Lay, a former Bank of America executive who was appointed earlier this year by Gov. Beverly Perdue, said the state’s revenue debacle and request for proof of exemptions are unrelated.

“They are two separate issues,” he said. “They are somewhat related, because it has to do with tax collection and refunds, but they are not directly related to each other.”

In addition to copies of Social Security cards and birth certificates, the Revenue Department has asked parents to provide copies of their federal tax returns and statements indicating their relationship to, and the physical address of, all claimed dependents.

According to a copy of the notice obtained by CJ, auditors also have asked taxpayers who filed as head of household to provide a divorce decree or custody agreement, and to provide documents “to substantiate proper support of any dependents that did not live with you during the year(s) in question.”

Families are required to submit the information within 30 days. “Your refund will not be processed unless proper documentation is provided,” the notice says. It is signed by Monica C. Martin, a Department of Revenue tax auditor. Contacted by phone, Martin declined to comment on the audit.

Even families who marked a high number of exemptions in past years say it’s the first time they’ve received such a request.

“I have never received a letter like this,” said Raleigh resident Tobin Wells. “I had a red flag thrown up because I was getting a large refund and have five kids.”

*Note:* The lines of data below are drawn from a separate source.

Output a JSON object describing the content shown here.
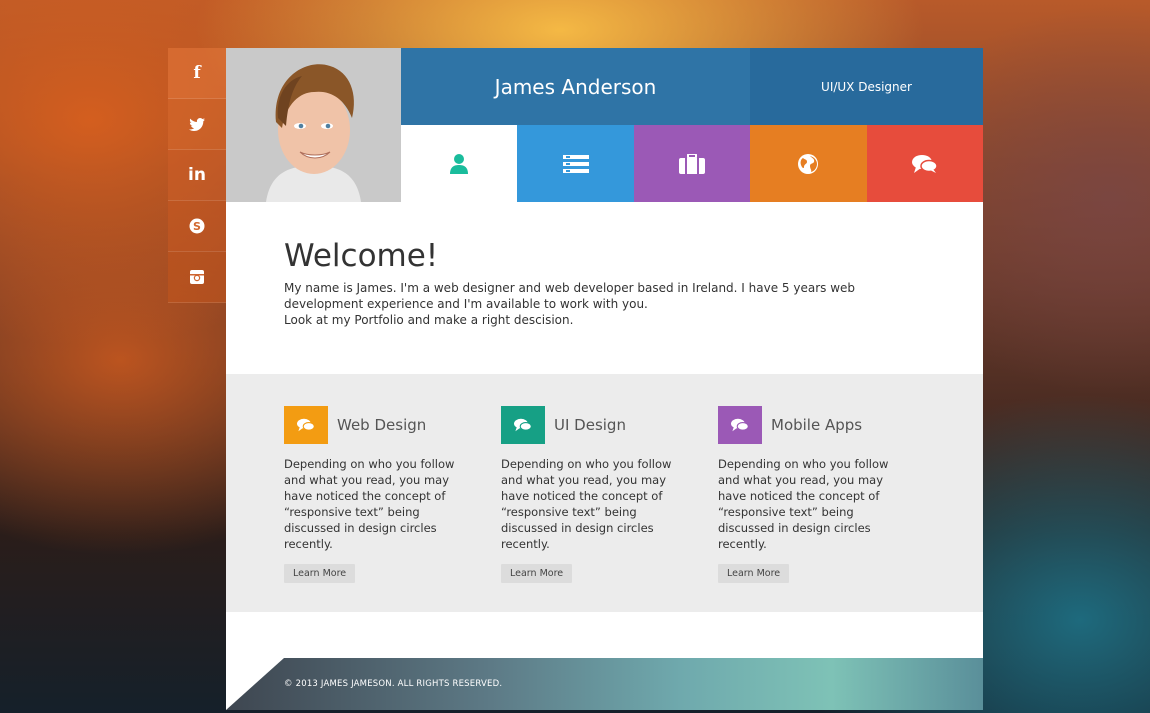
{
  "social": [
    {
      "icon": "facebook-icon",
      "glyph": "f"
    },
    {
      "icon": "twitter-icon",
      "glyph": "t"
    },
    {
      "icon": "linkedin-icon",
      "glyph": "in"
    },
    {
      "icon": "skype-icon",
      "glyph": "s"
    },
    {
      "icon": "instagram-icon",
      "glyph": "i"
    }
  ],
  "profile": {
    "name": "James Anderson",
    "role": "UI/UX Designer"
  },
  "tabs": [
    {
      "icon": "user-icon",
      "color": "#ffffff"
    },
    {
      "icon": "resume-list-icon",
      "color": "#3498db"
    },
    {
      "icon": "briefcase-icon",
      "color": "#9b59b6"
    },
    {
      "icon": "globe-icon",
      "color": "#e67e22"
    },
    {
      "icon": "chat-icon",
      "color": "#e74c3c"
    }
  ],
  "welcome": {
    "heading": "Welcome!",
    "line1": "My name is James. I'm a web designer and web developer based in Ireland. I have 5 years web development experience and I'm available to work with you.",
    "line2": "Look at my Portfolio and make a right descision."
  },
  "services": [
    {
      "title": "Web Design",
      "icon": "chat-icon",
      "color": "#f39c12",
      "text": "Depending on who you follow and what you read, you may have noticed the concept of “responsive text” being discussed in design circles recently.",
      "button": "Learn More"
    },
    {
      "title": "UI Design",
      "icon": "chat-icon",
      "color": "#16a085",
      "text": "Depending on who you follow and what you read, you may have noticed the concept of “responsive text” being discussed in design circles recently.",
      "button": "Learn More"
    },
    {
      "title": "Mobile Apps",
      "icon": "chat-icon",
      "color": "#9b59b6",
      "text": "Depending on who you follow and what you read, you may have noticed the concept of “responsive text” being discussed in design circles recently.",
      "button": "Learn More"
    }
  ],
  "footer": {
    "copyright": "© 2013 JAMES JAMESON. ALL RIGHTS RESERVED."
  }
}
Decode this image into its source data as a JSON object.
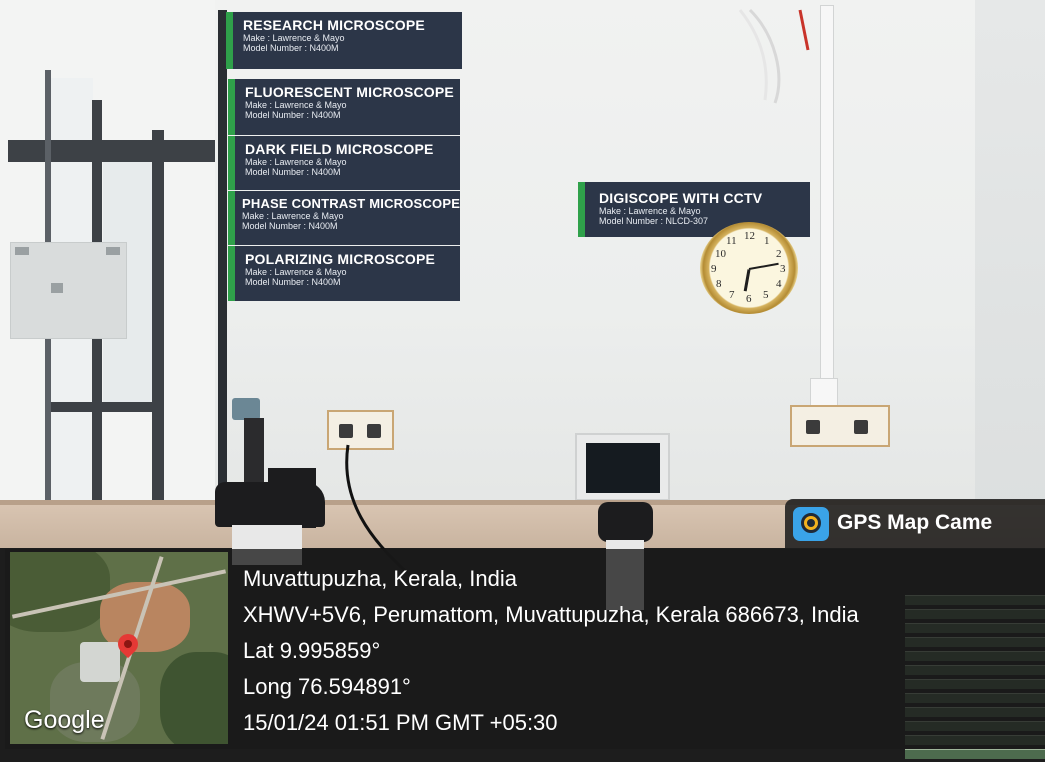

The Revenue Department is “looking in the wrong place” for abuses by auditing large traditional families, said Mark Metzger, a father of eight, including several adopted children.

“Those situations probably occur more in blended families and issues with parents sharing custody,” he said. “Most large families, at least the ones that we know, are first marriages and relatively stable home environments.”

Asked if every taxpayer who marked eight or more exemptions qualified for the audit this year, Lay said “not necessarily.”

“There could be a number of factors, but that’s one of them … I hate to answer a hypothetical question, because it’s hypothetical,” he said.

Several families contacted by CJ claimed fewer than eight dependents on their state return but still received the audit letter. North Carolina has 86,421 family households with six or more persons, according to the U.S. Census Bureau’s 2005-2007 American Community Survey.

Lay declined to offer details on how much cheating his department expected to catch through the audit, or how much the action is costing in manpower and overhead. “I’m not at liberty to say,” he said.

Asked if targeting large families is a new policy or if similar audits have been conducted in past years, Lay said the move is “not a policy.”

“It’s a matter of what we find when we look,” he said. “When we find noncompliance in an area, that’s where we tend to concentrate.”

A spokeswoman for the governor’s office offered no comment other than to say the governor would look into the audits.

For their part, taxpayers are annoyed at the hoops they have to jump through to comply. Chapman said the delays have caused scheduling glitches, since she uses her refund to buy schoolbooks for her kids.

“I schedule it so that I can get my refund the second week in May, because the home school conference is the third week,” she said.

Cynthia Leugers, a homeschooling mother of eight children in Charlotte, had to request new birth certificates from North Carolina and Oklahoma for two of her children, which “took forever,” she said. Her husband also had to get a new Social Security card.

“And I still don’t know, having sent that all in, if we’re going to get our refund,” she said.

David N. Bass is associate editor of Carolina Journal.